THE work of a poet, middle class merchant and philosopher, written in Braj Bhasha, Ardhakathanak is indeed “half a story”, as the author communicates himself partially. Enumerating briefly his strengths and foibles, failures and triumphs, he keeps his intimate experiences (amorous escapades, conjugal life) and acts of indiscretion secret. Moreover, he repeatedly provokes curiosity in readers to know more with his rousing words (“there is a secret matter which can not be told”). How disconcerting! Hence, to the modern readers accustomed to the sense of fullness and intimacy in modern autobiography, the author’s deliberate reticence sounds strange and incongruous.
Even the portraiture of his kin is lopsided. While the woman remain on periphery, much space is given to men, particularly his domineering father, Kharagsen, who forced upon Banarasidas, still the boy, the merchant’s business. His bosom friend, Narottamdas, too, occupies many a page.
Considered artistically, it is a poor attempt. The material is rendered too naively to turn readers on. Since the author was incognisant of the techniques, found in the successive autobiographies—divisions into chapters, other convenient stages, use of illustrations—he fails to add an artistic touch to the long versified narrative which is sometimes dull and lackluster.
Yet curiously, even with inadequate autobiographical faculty, he anticipates modern innovative autobiographers by flouting autobiographical conventions. Hence contrary to first person, his use of third person for self-portraiture yields some quaint effect. However, the probable reason for his departure from the fundamental feature of autobiography is self-proclamation or use of “I ness” was out of favour in India in those times.
So, in the absence of any model before him what made Banarasidas essay an autobiography, particularly with an ordinary life, is really intriguing. Confessedly, he wrote for his friends with the tangible motivation, “let me tell my story to all”. However, a yearning to grasp the vicissitudes of human existence could be the hidden stimulant as he alternates his self-account with philosophical reflections on human behaviour, norms of morality and role of karma/fate.
A word about title. He wrote his story at the age of 55, entitling it Ardhakathanak. He hoped that he would live for another 55 years as “a hundred and ten years in the span of a man’s life,” said Jainism with belief. Ironically, he died merely two years after setting down his story!
The plot draws upon joys and sorrows of daily life. The protagonist bears the bouts of long physical illnesses, anxiety of his passion for love and learning at the age of 14, marries thrice but suffers the misfortune of early death of his nine children.

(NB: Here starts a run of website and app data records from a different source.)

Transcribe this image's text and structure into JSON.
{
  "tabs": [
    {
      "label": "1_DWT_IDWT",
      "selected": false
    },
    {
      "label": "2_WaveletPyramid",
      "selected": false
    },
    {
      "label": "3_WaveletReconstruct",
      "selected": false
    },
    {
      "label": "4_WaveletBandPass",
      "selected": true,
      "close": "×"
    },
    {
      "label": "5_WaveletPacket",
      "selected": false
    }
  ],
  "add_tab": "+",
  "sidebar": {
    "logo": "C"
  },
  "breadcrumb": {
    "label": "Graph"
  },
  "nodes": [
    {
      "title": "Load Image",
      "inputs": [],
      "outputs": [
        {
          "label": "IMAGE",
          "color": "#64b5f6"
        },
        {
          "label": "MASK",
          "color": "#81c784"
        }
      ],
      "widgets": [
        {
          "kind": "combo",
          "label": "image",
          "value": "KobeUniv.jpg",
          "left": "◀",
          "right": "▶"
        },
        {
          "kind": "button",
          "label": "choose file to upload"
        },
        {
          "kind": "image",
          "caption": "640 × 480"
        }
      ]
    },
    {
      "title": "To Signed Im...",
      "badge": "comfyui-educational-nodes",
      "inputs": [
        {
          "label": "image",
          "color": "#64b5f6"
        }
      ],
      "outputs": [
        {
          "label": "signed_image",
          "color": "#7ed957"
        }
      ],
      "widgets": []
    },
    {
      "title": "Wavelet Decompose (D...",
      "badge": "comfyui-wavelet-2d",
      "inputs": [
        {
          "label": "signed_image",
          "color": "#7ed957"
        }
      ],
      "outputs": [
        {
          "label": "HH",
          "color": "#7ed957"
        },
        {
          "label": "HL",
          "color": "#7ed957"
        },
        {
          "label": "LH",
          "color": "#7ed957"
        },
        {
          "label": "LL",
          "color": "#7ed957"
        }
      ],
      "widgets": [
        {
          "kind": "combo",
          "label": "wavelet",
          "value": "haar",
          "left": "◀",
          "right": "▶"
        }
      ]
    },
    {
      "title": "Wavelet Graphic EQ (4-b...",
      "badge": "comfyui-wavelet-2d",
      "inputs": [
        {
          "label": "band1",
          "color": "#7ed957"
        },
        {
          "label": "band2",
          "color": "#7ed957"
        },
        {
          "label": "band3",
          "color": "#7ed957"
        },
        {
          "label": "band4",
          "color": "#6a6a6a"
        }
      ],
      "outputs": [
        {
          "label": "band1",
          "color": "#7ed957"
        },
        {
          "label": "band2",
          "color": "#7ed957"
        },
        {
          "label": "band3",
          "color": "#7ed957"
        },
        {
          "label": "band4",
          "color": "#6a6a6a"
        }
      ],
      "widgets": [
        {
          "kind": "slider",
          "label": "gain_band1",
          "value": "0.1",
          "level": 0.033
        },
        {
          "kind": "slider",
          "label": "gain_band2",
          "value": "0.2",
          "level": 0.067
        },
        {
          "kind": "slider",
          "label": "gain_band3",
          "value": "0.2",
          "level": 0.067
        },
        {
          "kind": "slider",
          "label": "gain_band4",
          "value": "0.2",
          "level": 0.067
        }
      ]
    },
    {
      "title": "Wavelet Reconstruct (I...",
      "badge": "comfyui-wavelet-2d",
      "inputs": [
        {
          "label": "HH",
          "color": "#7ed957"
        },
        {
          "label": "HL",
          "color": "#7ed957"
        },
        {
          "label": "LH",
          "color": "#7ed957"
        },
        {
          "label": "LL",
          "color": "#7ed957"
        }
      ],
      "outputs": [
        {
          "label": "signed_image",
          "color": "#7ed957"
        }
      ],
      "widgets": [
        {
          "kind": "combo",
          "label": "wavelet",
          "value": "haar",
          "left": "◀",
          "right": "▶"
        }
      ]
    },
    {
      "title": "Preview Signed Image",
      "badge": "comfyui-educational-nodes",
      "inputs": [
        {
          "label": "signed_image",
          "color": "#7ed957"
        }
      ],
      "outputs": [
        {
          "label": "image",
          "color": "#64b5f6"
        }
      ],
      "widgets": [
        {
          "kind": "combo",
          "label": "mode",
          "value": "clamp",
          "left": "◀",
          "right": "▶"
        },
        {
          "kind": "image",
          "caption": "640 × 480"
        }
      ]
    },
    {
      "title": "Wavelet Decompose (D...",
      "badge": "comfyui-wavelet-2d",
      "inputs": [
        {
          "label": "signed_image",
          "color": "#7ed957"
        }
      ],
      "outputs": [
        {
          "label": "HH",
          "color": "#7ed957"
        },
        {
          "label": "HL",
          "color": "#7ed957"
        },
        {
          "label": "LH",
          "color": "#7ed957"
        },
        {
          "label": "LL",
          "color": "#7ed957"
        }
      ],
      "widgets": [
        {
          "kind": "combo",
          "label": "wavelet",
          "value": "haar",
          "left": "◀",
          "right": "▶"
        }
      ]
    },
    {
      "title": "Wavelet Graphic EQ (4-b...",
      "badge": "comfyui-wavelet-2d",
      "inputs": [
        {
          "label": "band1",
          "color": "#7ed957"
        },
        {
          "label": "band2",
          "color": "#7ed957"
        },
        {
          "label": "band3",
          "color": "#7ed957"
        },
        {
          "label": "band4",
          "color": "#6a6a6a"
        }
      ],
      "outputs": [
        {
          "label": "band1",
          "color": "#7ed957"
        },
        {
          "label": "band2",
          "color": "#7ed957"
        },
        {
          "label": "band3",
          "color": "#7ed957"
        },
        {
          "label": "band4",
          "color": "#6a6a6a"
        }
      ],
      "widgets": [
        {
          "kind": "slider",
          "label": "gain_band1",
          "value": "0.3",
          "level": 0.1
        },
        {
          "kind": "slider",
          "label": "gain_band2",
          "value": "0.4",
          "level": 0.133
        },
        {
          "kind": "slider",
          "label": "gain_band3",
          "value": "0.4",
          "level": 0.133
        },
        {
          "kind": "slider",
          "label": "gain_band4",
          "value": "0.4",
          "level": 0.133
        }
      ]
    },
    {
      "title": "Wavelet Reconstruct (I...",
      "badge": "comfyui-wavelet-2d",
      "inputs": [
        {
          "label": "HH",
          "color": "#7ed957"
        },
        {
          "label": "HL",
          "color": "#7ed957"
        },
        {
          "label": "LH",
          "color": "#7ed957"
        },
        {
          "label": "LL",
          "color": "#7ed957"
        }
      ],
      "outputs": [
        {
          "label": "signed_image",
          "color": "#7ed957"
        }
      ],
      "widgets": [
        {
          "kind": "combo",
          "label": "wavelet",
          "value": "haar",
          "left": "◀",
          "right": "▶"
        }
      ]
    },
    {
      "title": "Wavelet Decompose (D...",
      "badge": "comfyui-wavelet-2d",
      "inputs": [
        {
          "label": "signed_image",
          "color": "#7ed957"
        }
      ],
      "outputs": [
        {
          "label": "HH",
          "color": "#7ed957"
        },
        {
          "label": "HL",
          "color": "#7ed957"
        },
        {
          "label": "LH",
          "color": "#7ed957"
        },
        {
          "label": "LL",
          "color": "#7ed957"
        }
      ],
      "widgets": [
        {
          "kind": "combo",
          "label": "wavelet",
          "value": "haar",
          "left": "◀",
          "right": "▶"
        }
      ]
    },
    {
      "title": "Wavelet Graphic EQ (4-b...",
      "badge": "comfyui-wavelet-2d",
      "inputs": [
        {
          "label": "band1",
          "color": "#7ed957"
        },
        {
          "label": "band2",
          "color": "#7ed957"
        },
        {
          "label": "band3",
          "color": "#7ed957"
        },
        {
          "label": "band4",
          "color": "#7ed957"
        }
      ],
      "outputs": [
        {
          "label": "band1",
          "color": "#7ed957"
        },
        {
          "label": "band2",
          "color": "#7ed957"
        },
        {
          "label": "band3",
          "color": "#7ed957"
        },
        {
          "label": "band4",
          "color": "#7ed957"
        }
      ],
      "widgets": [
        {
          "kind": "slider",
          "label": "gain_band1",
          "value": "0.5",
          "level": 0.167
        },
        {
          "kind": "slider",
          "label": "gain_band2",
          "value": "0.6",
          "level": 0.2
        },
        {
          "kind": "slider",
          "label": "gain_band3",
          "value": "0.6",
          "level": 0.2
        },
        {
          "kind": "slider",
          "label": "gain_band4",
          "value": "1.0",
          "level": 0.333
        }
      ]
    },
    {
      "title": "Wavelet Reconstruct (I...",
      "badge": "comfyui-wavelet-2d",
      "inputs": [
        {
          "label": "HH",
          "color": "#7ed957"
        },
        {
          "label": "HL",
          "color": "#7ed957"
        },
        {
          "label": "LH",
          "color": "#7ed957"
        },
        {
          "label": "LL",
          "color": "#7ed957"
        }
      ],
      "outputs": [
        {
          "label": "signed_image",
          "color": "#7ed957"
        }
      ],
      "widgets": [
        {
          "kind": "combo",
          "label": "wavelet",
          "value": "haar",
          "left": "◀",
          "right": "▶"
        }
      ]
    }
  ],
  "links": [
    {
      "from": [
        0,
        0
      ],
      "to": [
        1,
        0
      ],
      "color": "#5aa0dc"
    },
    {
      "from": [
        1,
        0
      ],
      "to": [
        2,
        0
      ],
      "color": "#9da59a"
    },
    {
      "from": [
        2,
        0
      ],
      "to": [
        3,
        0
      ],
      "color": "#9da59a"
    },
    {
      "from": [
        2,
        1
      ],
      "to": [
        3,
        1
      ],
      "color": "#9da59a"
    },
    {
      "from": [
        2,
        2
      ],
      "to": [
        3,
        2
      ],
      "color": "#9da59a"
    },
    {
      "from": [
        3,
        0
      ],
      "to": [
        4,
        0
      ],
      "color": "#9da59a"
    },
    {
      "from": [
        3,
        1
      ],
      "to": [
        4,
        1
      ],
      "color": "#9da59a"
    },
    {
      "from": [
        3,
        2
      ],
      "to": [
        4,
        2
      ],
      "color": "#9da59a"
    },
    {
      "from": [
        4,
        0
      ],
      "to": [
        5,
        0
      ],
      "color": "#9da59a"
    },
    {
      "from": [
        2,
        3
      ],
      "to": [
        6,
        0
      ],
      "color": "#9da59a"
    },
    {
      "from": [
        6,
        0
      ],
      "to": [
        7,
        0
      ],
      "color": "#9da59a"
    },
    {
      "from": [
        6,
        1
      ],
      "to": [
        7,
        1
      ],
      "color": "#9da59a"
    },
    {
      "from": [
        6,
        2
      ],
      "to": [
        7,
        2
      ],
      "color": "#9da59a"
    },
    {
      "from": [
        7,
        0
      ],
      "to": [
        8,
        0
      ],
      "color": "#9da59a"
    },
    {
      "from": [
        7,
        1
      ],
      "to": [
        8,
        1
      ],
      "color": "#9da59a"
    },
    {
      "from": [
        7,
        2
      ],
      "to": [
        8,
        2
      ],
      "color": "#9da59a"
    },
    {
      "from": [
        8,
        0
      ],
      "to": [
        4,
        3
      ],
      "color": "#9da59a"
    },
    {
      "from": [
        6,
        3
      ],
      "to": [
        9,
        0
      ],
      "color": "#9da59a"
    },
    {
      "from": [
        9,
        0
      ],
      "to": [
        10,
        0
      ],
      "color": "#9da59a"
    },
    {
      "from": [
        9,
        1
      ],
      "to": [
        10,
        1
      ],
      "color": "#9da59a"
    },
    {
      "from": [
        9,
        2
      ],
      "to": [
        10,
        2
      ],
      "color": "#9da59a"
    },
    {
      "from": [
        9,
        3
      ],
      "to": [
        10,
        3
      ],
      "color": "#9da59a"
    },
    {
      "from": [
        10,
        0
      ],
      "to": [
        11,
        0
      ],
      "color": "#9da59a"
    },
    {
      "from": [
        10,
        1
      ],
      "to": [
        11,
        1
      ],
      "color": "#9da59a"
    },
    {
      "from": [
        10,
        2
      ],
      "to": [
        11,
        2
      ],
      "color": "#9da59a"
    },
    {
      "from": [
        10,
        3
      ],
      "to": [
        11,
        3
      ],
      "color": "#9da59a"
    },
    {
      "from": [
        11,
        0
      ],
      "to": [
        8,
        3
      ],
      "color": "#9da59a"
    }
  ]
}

He undergoes huge financial losses and the agony of spiritual vacuum. Yet, in each crisis he maintains his equilibrium, blaming it upon his past karma. Even living as a pauper for the few months, he whiles away his time reading, writing and sharing his musings on life with people he gathers around himself. Though written centuries ago, the book still wields value for the portrayal of some eternal human involvements and emotion. The reader can identify with the protagonist’s business/financial cares, carnal drive and spiritual scepticism.
Spiritual illumination can be described as the leitmotif of the book. Born in a Jain family, the protagonist learns readily the religious rituals associated with the Jain sect. Yet, it is only with a certain amount of scepticism, he observes religious rituals with his family. At 16, he experiments with the worship of the Shiva slyly. Spiritual doubts nag his mind all the while.
At 37, he becomes aware of Adhyatma, a rising protestant movement among Jains, which preached contemplative religion over observance. Yet, despite his efforts, he fails to grasp Adhyatma completely. Hence, he vacillates in the spiritual turmoil for long years. Eventually, Swami Pandit Roopchand, the learned spiritual master, enlightens the protagonist spiritually. However, Banarasidas’s spiritual odyssey also serves as a historical document, detailing the fortune of the merchant community under the great Mugals—Akbar, Jahangir and Shahjahan.
Conclusively, since Banarasidas’ times, Indian autobiography has made conspicuous, rich evolution. Yet, despite its gaps and artistic weaknesses, Ardhakathanak, is to be reckoned with, chiefly, for setting up the tradition of autobiography in India.